As any regular reader of this column can tell you, possessives aren’t as hard as they seem. Usually, if you just take it slow and remember the rules, you can avoid mistakes like “the Smith’s house” and “Charle’s mother” when you mean “the Smiths’ house” and “Charles’ mother” or the also-correct “Charles’s mother.”
Learn the rules, apply the rules and you’re home free.
But that’s not the end of the story. I just run out of space before I can get to the ugly truth: Special rules and exceptions further complicate the already difficult business of possessives.
These special situations turn the basic rules upside-down, telling us that a seeming possessive like “teachers college” might not take an apostrophe at all.
They tell us that that both “Ben and Lisa’s cars” and “Ben’s and Lisa’s cars” are correct. And they tell us that a singular, like “conscience,” runs contrary to simple possessive rules in “conscience’ sake.”
Here are some special rules you should know if you want to fully master possessives.
Shared possessives. If you had to write about cars owned by Ben and Lisa, which form would you choose: Ben and Lisa’s cars or Ben’s and Lisa’s cars? Don’t answer that until you know who owns which car. If Ben and Lisa own the cars together, for example, if they’re married, you’d write Ben and Lisa’s cars.
If Ben and Lisa are just friends, each of whom owns a car, you’re talking about Ben’s and Lisa’s cars. Here’s a device to remember this: If the parties share ownership, they must also share a single apostrophe-plus-S. If they own the things separately, they each get their own apostrophe and S.
“Sake” expressions. Normally, a word like “conscience” is easy to form into a possessive. Just add apostrophe and S: My conscience’s incessant nagging.
But when you put “sake” after it, you run into a situation the Associated Press Stylebook considers a problem: so many S sounds. That’s why, in these “sake” expressions, AP says to throw out the normal rules on possessives that say to add an S after the apostrophe.

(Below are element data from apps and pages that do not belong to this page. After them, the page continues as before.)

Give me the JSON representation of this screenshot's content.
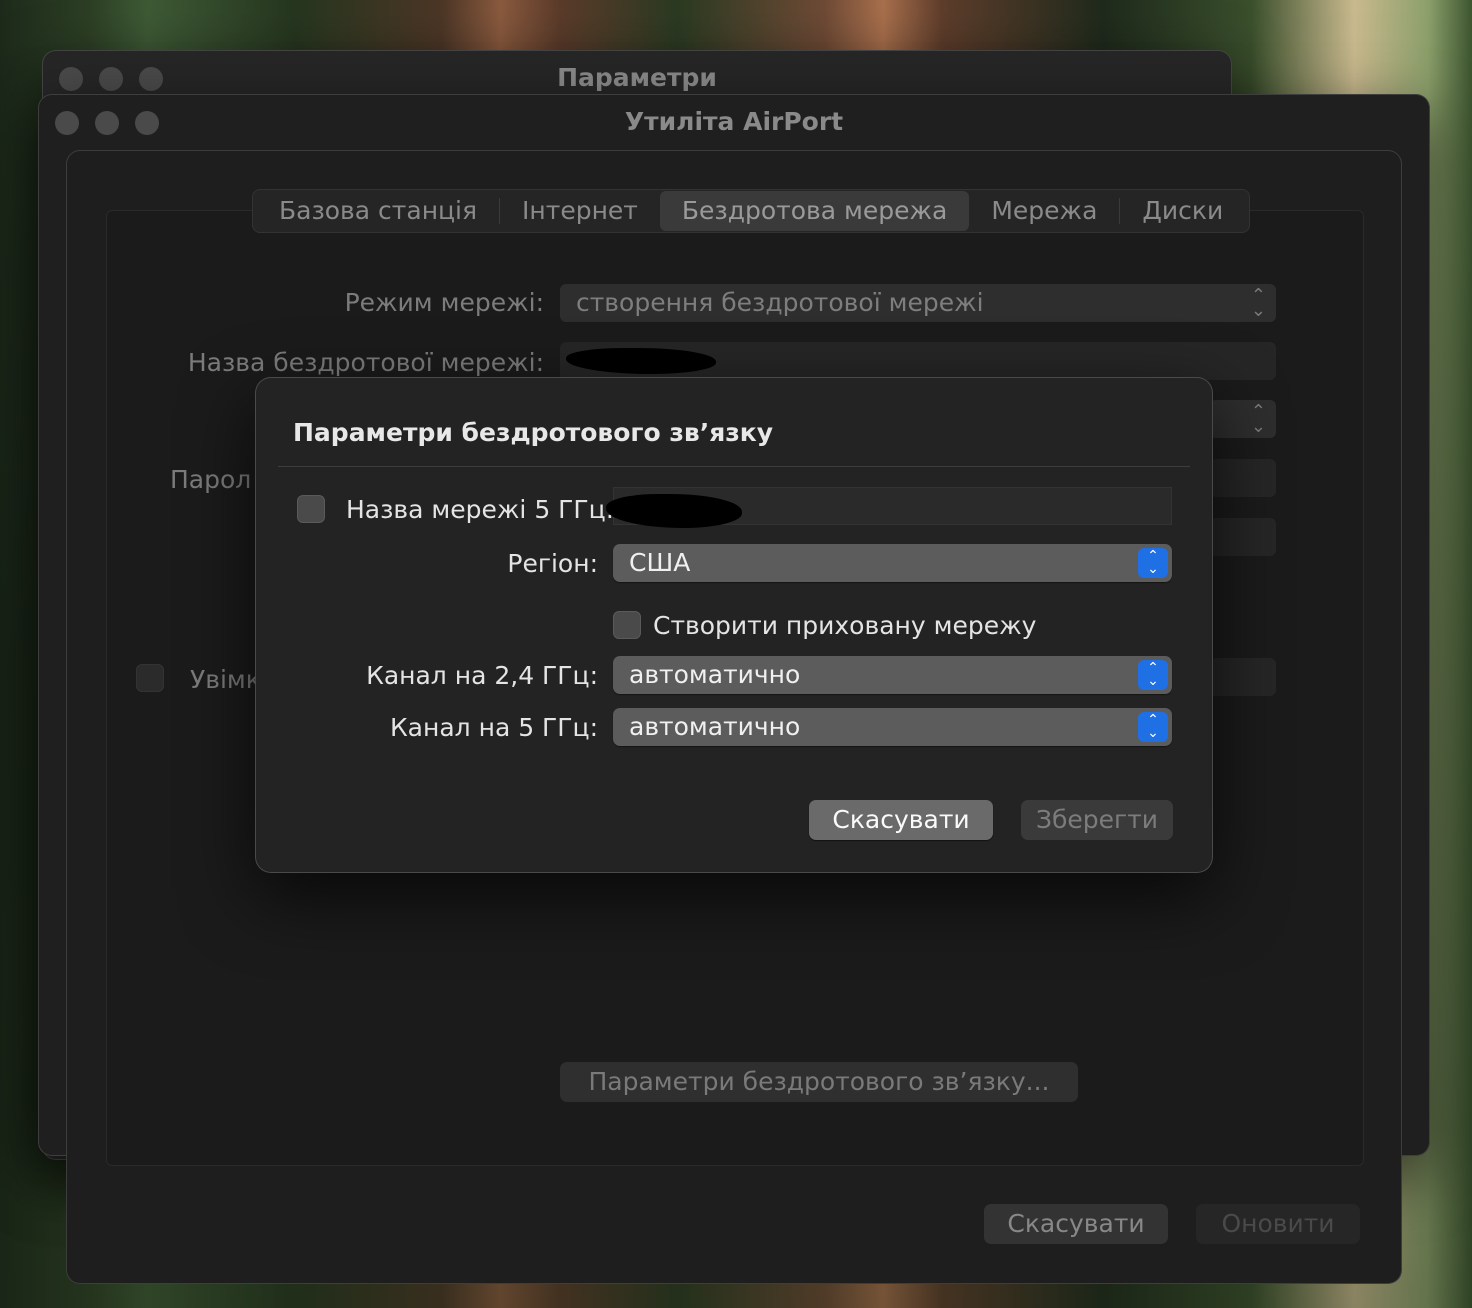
{
  "back_window": {
    "title": "Параметри"
  },
  "main_window": {
    "title": "Утиліта AirPort"
  },
  "tabs": [
    {
      "label": "Базова станція",
      "selected": false
    },
    {
      "label": "Інтернет",
      "selected": false
    },
    {
      "label": "Бездротова мережа",
      "selected": true
    },
    {
      "label": "Мережа",
      "selected": false
    },
    {
      "label": "Диски",
      "selected": false
    }
  ],
  "form": {
    "network_mode_label": "Режим мережі:",
    "network_mode_value": "створення бездротової мережі",
    "network_name_label": "Назва бездротової мережі:",
    "password_label_partial": "Парол",
    "enable_label_partial": "Увімк",
    "wireless_options_button": "Параметри бездротового зв’язку..."
  },
  "footer": {
    "cancel_label": "Скасувати",
    "update_label": "Оновити"
  },
  "dialog": {
    "title": "Параметри бездротового зв’язку",
    "network_5ghz_label": "Назва мережі 5 ГГц:",
    "network_5ghz_checked": false,
    "region_label": "Регіон:",
    "region_value": "США",
    "hidden_network_label": "Створити приховану мережу",
    "hidden_network_checked": false,
    "channel_24_label": "Канал на 2,4 ГГц:",
    "channel_24_value": "автоматично",
    "channel_5_label": "Канал на 5 ГГц:",
    "channel_5_value": "автоматично",
    "cancel_label": "Скасувати",
    "save_label": "Зберегти"
  },
  "colors": {
    "accent": "#1f6fe5"
  }
}
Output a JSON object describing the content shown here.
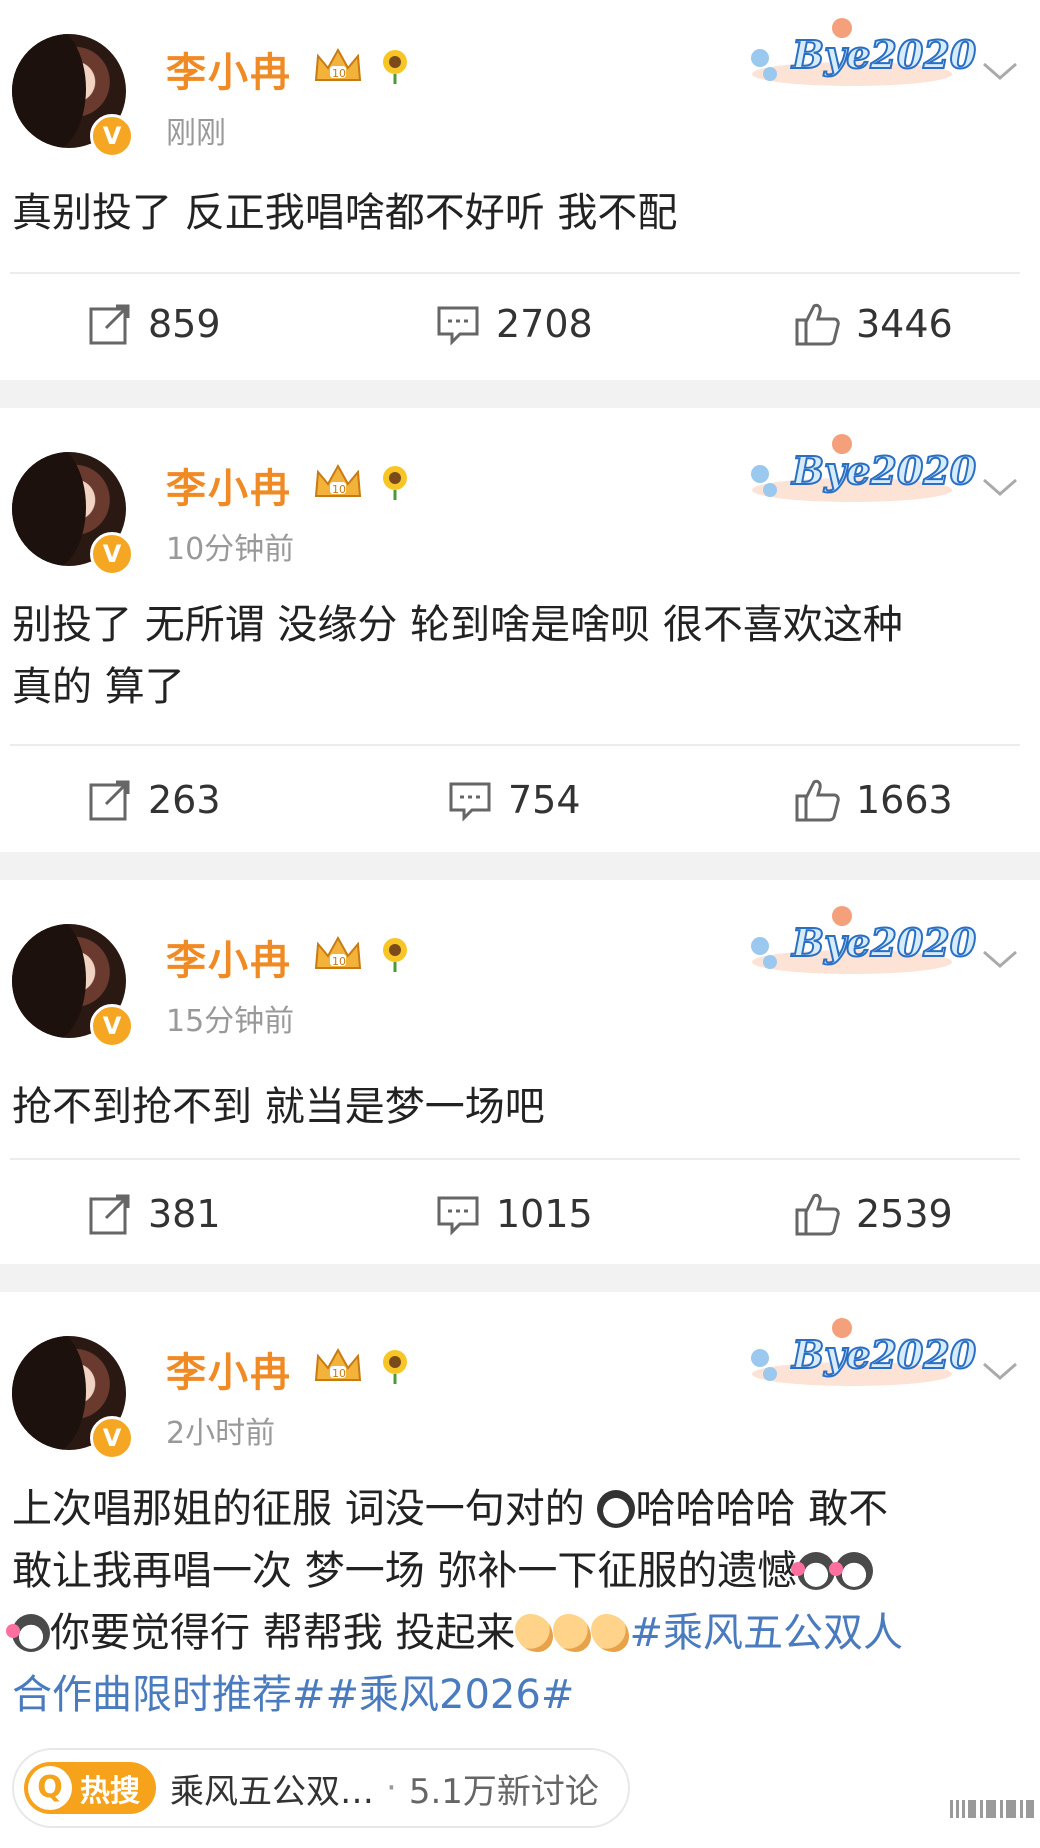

Instead, use just the apostrophe: It’s “conscience’ sake” even though in every other circumstance you’d add an S after that apostrophe. “Goodness’ sake” ups the ante. Here, it’s easy to see what a mess you’d get with four Ss in a row: goodness’s sake. If you’re following AP, always leave the possessive S off a word like goodness or conscience if it comes before “sake.”
Descriptive terms. In farmers market/farmers’ market, what’s the relationship of the farmers to the market? Do they collectively own it, making the term possessive: farmers’ market? Or are the farmers just the defining characteristic of this particular kind of market, making farmers more like an adjective than a possessor: farmers market?
The answer: Either interpretation is correct. You can think of it as their market, or you can think of the market as merely featuring them the way a shoe store features shoes. This is why you may see it written either way in a credible and well-edited publication.
AP has an interesting way of breaking this down: “The apostrophe usually is not used if ‘for’ or ‘by,’ rather than ‘of,’ would be appropriate in the longer form.” For example, in AP’s estimation, a radio band for citizens is a citizens band radio.
A college for teachers is a teachers college. A guide for writers is a writers guide. But you can’t do this if the first word is “children” or “people” or another plural that does not end in S because it’s just too weird to say “children hospital” or “people republic.” So disregard that “for” and “of” business in these cases and just write “children’s hospital” and “people’s republic.”